== What the task asks ==
For this exercise, copy each line of the records that contains the word "emoji".

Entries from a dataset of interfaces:

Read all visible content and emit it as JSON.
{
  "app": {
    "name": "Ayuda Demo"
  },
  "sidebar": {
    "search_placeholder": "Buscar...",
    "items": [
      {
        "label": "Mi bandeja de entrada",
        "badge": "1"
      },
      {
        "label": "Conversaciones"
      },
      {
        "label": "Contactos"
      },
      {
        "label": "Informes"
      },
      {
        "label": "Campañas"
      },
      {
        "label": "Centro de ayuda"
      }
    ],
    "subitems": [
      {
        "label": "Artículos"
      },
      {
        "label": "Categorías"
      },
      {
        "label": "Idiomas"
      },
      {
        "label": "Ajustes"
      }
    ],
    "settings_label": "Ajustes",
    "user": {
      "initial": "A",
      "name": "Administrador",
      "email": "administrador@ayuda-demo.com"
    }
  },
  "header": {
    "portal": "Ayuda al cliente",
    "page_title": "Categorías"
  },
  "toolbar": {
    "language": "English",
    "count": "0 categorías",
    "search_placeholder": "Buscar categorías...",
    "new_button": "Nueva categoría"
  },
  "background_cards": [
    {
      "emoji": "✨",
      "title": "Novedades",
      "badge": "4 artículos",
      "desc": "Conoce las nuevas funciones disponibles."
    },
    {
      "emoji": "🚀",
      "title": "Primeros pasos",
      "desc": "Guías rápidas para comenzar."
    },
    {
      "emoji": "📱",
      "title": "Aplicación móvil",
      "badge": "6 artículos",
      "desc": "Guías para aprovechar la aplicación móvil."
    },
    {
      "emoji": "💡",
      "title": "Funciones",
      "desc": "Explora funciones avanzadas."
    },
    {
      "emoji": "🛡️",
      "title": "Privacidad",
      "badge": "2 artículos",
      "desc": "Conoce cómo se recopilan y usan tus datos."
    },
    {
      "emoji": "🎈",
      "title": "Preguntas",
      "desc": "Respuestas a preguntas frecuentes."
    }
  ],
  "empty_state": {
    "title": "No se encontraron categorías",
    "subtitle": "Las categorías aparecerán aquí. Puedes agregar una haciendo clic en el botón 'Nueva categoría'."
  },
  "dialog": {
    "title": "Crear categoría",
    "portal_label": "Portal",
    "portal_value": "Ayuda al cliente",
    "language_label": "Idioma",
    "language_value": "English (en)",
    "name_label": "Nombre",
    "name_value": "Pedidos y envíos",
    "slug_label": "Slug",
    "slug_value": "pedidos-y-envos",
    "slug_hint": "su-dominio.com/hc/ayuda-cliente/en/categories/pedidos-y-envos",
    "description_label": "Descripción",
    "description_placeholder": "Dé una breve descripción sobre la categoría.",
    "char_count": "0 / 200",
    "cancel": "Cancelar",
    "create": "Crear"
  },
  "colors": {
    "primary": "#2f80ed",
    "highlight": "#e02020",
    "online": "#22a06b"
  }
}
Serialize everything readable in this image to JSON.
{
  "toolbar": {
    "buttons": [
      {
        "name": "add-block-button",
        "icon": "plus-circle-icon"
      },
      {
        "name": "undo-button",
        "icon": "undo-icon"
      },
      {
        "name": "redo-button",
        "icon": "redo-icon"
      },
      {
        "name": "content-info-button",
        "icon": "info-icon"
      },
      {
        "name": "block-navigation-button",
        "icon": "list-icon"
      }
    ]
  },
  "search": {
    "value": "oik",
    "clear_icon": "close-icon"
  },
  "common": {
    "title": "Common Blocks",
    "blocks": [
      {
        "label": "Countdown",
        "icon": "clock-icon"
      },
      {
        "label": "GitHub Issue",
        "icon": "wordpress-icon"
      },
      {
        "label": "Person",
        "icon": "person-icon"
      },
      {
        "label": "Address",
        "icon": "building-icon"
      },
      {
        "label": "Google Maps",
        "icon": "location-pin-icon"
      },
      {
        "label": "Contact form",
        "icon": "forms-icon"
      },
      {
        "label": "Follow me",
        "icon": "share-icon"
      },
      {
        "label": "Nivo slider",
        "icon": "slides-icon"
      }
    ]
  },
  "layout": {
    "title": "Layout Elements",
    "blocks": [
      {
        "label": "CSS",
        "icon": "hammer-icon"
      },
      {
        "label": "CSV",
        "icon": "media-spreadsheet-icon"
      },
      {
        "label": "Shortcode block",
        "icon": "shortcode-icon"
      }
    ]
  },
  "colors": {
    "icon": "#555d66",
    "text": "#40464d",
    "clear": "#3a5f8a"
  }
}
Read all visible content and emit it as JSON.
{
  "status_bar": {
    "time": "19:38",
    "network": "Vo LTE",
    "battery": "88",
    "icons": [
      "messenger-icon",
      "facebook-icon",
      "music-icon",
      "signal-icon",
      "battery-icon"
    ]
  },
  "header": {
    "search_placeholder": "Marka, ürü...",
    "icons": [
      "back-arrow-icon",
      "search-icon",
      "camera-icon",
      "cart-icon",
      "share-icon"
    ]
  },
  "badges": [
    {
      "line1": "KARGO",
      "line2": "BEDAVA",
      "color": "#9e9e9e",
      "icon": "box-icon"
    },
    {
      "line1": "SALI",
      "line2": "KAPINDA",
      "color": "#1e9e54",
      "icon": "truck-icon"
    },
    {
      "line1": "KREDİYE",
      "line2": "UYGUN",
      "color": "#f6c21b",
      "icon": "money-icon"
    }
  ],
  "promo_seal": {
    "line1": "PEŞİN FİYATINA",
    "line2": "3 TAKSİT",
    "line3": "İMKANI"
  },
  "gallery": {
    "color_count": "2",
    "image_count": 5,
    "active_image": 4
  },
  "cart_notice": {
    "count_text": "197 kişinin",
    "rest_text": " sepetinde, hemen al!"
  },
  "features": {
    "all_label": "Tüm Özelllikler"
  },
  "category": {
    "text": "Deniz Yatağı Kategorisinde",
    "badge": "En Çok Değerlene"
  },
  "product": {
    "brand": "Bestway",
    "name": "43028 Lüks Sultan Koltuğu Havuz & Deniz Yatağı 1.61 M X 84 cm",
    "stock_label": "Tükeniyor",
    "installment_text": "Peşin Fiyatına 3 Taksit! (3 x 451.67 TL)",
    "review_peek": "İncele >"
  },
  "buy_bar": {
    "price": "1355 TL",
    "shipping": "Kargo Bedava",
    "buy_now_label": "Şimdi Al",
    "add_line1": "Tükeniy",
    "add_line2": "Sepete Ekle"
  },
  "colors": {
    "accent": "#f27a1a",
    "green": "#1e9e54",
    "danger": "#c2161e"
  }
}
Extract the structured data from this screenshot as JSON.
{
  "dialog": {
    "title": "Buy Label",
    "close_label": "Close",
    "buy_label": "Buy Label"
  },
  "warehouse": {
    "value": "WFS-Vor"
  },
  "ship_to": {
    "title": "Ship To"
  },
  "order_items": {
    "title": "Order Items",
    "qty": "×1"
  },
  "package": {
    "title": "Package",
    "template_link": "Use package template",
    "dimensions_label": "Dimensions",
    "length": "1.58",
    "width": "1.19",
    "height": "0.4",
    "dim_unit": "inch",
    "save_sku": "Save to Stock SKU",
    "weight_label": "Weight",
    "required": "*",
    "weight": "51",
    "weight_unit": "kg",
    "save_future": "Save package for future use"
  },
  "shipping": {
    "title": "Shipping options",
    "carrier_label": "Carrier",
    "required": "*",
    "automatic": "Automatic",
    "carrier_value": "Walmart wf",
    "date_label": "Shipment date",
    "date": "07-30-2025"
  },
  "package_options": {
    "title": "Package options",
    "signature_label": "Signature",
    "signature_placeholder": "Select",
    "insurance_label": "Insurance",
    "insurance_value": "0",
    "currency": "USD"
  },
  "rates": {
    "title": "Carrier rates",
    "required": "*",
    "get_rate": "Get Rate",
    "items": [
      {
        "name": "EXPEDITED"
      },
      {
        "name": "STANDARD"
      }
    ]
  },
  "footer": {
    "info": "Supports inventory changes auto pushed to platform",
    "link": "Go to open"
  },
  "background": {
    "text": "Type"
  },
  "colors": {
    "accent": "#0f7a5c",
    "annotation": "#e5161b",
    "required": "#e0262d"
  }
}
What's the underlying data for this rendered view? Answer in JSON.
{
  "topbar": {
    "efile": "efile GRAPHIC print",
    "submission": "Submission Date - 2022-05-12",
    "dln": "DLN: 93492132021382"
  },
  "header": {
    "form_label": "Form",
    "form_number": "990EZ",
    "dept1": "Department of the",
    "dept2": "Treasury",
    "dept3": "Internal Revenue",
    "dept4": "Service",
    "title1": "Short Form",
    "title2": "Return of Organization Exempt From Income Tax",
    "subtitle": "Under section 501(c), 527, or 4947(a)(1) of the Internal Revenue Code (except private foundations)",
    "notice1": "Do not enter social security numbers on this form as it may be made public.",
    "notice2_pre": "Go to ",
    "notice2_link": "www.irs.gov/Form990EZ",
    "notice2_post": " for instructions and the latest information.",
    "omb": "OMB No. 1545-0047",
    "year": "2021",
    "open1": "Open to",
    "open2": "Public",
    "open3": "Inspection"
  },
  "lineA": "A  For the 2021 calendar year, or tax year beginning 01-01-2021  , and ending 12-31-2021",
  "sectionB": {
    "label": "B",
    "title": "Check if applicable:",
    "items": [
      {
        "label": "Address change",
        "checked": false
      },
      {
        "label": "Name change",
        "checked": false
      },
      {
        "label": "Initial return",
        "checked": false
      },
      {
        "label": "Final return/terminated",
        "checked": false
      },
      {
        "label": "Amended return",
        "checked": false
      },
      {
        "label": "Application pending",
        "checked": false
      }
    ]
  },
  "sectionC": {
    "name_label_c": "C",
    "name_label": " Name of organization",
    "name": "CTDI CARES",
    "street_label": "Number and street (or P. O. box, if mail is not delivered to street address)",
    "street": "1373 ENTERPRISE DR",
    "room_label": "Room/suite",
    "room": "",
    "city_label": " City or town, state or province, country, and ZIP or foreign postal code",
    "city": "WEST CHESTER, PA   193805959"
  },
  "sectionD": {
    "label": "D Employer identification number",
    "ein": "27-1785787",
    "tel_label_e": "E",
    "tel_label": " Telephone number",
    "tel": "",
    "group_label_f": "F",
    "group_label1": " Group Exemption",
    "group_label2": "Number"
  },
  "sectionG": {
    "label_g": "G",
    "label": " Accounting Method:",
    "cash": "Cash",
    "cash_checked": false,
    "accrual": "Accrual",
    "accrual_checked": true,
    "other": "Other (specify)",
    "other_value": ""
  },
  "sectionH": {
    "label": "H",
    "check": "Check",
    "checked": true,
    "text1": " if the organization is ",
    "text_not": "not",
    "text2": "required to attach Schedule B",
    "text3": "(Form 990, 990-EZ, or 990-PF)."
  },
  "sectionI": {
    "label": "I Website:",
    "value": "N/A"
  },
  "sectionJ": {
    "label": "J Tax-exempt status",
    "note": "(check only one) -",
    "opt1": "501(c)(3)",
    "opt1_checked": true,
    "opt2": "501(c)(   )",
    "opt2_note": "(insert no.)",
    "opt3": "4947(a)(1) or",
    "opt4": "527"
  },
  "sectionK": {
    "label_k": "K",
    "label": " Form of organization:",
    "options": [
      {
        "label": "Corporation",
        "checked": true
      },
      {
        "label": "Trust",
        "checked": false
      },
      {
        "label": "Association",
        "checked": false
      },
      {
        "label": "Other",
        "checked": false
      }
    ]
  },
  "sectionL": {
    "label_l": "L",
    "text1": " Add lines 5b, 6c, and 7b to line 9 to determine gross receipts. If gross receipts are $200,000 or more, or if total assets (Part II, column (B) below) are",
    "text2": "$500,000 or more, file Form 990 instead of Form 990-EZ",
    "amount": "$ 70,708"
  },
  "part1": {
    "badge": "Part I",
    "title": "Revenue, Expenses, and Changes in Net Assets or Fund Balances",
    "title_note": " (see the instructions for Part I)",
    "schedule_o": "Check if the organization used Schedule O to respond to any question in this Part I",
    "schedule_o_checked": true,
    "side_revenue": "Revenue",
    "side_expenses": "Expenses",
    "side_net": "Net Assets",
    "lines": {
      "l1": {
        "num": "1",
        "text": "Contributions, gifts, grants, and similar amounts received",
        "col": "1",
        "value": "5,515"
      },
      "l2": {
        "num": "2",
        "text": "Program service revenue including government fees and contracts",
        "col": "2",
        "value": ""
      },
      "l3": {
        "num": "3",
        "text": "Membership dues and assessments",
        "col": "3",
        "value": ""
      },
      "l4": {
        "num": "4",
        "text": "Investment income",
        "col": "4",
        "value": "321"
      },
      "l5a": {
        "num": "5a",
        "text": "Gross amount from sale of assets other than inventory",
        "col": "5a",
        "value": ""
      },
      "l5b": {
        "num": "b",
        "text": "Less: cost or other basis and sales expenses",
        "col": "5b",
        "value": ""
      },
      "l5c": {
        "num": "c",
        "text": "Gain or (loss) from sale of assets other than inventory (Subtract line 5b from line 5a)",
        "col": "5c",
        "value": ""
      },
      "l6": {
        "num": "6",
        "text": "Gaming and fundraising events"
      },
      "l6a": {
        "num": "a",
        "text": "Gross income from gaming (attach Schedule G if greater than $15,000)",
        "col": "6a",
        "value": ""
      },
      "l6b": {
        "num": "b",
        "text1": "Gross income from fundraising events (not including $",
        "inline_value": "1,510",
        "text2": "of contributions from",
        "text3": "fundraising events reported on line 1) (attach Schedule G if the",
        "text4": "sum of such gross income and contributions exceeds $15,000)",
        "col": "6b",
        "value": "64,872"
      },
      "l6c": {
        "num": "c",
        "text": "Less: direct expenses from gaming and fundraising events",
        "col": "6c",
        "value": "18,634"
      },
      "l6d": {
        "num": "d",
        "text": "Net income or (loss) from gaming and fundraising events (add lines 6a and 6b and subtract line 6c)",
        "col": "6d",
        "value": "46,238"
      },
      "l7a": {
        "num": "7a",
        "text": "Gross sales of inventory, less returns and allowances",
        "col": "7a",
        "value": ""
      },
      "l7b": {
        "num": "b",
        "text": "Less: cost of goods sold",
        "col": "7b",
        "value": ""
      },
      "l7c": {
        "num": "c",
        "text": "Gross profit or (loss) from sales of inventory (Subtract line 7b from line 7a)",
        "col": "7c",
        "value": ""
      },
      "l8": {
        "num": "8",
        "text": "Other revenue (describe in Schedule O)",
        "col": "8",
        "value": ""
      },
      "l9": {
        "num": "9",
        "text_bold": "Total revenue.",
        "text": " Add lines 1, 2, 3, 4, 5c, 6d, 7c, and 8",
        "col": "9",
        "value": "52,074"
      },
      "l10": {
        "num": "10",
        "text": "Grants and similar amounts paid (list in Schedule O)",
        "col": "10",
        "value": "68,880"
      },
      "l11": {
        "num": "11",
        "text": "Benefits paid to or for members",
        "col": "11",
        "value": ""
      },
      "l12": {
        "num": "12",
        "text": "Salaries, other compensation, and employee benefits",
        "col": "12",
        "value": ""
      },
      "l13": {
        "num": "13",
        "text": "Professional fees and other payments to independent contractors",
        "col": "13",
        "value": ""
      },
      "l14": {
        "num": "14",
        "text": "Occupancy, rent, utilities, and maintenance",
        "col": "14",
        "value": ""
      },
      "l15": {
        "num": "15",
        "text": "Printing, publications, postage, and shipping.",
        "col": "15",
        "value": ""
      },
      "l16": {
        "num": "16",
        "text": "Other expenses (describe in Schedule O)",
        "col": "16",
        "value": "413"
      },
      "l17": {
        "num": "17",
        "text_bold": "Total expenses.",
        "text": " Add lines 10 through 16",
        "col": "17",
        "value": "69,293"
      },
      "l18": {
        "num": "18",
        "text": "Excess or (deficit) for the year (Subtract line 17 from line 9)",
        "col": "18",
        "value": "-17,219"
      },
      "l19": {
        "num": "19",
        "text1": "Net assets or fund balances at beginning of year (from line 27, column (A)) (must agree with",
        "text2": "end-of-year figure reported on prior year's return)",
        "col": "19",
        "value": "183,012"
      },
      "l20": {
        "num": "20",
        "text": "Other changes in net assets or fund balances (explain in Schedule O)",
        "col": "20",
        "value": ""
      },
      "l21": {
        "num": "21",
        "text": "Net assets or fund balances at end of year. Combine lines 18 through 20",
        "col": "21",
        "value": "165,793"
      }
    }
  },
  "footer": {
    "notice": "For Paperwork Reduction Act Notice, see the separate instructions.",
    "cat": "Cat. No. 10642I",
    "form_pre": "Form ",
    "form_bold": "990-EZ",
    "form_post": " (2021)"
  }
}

== Reply ==
      "emoji": "✨",
      "emoji": "🚀",
      "emoji": "📱",
      "emoji": "💡",
      "emoji": "🛡️",
      "emoji": "🎈",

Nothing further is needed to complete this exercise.